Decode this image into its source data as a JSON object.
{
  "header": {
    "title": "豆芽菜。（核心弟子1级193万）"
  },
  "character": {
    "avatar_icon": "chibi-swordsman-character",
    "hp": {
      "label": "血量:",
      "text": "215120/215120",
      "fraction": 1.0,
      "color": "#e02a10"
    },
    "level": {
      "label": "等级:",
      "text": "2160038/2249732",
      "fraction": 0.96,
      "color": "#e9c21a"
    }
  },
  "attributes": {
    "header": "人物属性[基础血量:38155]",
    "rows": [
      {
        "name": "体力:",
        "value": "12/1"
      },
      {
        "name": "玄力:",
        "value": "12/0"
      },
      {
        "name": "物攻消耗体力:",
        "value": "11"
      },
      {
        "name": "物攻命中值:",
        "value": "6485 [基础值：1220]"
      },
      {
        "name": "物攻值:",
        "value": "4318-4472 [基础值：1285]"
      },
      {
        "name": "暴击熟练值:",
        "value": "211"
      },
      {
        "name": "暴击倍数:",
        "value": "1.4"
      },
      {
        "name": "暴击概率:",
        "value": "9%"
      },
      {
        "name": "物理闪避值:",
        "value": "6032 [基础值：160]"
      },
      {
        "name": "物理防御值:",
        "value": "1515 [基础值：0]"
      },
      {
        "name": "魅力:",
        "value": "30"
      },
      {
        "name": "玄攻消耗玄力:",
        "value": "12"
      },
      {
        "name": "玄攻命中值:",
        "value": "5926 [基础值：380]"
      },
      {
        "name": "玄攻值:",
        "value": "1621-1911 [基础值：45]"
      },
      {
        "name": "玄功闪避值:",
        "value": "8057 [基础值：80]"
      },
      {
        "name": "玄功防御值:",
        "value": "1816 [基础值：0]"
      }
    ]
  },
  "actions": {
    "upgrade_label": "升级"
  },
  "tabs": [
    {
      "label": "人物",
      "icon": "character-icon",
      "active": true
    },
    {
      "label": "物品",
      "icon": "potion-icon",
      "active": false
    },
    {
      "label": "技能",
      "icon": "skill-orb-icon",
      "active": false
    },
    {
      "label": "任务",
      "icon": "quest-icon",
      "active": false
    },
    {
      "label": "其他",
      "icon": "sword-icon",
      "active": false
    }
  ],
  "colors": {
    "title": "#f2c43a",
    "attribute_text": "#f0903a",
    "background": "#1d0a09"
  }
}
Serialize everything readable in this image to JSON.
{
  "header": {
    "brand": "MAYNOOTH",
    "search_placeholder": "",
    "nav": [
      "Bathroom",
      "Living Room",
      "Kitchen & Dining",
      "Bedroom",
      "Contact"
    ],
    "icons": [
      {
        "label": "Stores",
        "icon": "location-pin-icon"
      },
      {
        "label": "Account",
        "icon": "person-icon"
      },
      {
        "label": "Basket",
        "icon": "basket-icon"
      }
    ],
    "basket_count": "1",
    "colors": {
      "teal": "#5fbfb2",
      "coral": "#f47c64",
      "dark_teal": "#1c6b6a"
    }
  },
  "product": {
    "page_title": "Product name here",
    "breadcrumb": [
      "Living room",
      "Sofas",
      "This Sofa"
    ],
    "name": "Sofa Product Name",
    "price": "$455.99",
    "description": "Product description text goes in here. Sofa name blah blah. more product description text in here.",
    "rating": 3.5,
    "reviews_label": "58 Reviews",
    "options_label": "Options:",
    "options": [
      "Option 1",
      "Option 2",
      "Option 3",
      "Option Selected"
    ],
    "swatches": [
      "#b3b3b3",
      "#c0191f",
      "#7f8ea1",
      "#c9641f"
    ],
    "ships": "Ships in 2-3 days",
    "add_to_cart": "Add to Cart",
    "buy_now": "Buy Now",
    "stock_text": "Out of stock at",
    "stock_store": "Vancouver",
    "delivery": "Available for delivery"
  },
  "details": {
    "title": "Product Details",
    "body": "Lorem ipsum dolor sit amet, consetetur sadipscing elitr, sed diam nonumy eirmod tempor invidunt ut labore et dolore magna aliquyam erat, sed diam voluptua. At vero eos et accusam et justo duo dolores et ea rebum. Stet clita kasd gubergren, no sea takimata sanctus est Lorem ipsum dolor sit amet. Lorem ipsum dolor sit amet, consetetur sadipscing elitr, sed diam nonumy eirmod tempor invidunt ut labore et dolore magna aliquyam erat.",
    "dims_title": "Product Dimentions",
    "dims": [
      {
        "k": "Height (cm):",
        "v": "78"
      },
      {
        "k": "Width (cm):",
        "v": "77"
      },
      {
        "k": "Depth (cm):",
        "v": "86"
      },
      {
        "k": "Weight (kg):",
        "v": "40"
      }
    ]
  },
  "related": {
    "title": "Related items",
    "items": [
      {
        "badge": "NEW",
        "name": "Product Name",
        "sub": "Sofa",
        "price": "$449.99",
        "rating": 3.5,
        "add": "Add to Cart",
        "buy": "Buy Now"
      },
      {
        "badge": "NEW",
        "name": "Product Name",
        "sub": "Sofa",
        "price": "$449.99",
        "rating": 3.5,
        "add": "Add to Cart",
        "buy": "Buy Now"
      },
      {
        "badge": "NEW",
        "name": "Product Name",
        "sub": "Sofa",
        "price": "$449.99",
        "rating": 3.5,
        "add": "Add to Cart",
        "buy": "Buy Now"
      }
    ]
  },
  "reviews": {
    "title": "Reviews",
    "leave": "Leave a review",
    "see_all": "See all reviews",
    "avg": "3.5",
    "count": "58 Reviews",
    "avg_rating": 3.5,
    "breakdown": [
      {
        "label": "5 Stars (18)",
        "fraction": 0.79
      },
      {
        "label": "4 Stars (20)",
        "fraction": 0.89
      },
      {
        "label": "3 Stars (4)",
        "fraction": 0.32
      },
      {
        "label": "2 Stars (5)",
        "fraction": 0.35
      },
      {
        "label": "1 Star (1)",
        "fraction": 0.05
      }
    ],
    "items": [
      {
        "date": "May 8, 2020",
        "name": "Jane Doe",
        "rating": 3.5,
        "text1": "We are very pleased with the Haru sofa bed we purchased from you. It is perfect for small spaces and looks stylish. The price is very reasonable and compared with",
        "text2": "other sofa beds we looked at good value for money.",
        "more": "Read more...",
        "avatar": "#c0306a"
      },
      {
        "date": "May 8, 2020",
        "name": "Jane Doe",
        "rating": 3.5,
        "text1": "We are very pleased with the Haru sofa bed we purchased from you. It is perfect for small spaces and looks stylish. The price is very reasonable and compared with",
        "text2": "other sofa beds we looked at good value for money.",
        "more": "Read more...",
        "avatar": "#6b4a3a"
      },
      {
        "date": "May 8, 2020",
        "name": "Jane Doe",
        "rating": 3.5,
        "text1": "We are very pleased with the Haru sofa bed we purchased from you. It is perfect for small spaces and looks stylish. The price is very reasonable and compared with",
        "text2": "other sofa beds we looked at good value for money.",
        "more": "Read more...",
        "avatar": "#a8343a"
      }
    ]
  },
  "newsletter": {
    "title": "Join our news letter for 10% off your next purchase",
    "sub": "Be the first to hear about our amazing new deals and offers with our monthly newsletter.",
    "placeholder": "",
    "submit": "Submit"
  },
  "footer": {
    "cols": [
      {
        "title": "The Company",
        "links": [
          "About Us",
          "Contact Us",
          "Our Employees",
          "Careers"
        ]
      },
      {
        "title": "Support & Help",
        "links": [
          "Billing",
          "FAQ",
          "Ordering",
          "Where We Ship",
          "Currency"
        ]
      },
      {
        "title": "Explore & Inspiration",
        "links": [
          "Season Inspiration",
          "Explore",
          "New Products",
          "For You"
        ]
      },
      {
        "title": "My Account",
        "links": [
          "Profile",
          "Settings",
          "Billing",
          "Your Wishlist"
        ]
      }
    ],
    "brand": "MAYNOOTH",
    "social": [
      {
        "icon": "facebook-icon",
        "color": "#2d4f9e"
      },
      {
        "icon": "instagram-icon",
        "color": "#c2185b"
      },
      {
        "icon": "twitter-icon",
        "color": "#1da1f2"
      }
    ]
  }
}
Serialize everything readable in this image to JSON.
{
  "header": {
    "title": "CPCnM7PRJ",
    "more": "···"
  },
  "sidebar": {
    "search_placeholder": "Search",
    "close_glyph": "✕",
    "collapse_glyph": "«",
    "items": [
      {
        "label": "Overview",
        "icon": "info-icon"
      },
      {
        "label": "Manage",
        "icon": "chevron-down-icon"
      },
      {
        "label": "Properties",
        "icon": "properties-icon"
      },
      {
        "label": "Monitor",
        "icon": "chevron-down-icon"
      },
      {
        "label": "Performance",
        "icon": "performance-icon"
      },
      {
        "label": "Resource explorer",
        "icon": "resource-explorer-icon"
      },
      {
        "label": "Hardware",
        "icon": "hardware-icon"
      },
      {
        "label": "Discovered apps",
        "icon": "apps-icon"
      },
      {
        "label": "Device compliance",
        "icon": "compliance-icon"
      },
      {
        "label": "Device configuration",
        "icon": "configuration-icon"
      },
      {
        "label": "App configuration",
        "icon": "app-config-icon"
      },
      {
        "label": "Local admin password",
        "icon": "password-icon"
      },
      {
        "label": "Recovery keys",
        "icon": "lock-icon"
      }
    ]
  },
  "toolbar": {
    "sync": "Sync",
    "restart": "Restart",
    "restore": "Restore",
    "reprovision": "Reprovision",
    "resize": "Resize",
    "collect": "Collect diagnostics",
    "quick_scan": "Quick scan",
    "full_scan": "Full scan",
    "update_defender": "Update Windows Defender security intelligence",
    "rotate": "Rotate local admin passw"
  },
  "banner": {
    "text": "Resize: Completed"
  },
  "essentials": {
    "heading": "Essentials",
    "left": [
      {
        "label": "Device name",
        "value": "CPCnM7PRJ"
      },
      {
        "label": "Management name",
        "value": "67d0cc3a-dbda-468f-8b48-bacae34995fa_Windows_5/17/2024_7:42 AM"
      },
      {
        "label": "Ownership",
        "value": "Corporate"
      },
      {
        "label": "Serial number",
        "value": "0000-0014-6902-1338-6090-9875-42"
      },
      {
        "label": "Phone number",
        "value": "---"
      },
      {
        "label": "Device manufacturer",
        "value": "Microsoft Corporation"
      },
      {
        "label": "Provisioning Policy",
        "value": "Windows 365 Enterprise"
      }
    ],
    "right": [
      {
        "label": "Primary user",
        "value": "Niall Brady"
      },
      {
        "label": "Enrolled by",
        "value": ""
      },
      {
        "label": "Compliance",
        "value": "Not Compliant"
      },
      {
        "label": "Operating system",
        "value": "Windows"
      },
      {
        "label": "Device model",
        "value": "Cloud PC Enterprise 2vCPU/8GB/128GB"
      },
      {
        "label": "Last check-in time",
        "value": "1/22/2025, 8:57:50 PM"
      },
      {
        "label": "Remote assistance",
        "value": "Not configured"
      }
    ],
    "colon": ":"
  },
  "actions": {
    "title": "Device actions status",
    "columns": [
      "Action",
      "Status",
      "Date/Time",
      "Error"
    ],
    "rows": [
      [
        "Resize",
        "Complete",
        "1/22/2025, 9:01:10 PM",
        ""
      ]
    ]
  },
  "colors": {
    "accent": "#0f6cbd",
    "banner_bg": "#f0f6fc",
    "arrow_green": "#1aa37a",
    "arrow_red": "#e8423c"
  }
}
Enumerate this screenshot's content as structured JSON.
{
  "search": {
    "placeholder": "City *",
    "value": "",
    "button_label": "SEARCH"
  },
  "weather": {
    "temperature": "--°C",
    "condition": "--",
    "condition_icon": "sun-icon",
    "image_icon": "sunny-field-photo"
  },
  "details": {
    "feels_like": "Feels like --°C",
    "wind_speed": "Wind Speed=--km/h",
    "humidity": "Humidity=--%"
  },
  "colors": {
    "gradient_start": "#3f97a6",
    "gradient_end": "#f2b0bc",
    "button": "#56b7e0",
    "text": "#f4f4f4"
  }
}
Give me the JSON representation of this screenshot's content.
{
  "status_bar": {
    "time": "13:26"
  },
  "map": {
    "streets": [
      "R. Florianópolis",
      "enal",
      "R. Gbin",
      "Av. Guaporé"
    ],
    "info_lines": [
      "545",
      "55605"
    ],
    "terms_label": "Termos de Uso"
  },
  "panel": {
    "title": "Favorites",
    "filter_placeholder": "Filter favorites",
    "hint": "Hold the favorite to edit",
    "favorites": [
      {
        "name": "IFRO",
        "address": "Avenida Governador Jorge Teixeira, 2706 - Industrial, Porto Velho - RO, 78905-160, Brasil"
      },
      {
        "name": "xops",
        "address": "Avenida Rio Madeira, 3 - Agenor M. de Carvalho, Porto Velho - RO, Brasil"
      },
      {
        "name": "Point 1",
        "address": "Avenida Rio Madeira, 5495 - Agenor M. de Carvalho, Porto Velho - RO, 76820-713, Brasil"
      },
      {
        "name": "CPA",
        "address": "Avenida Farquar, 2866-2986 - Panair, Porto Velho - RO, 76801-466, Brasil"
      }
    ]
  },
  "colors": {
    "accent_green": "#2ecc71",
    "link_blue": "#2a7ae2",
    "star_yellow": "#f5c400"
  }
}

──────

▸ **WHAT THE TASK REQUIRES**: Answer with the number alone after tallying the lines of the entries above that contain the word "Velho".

▸ **WRITTEN ANSWER**: 4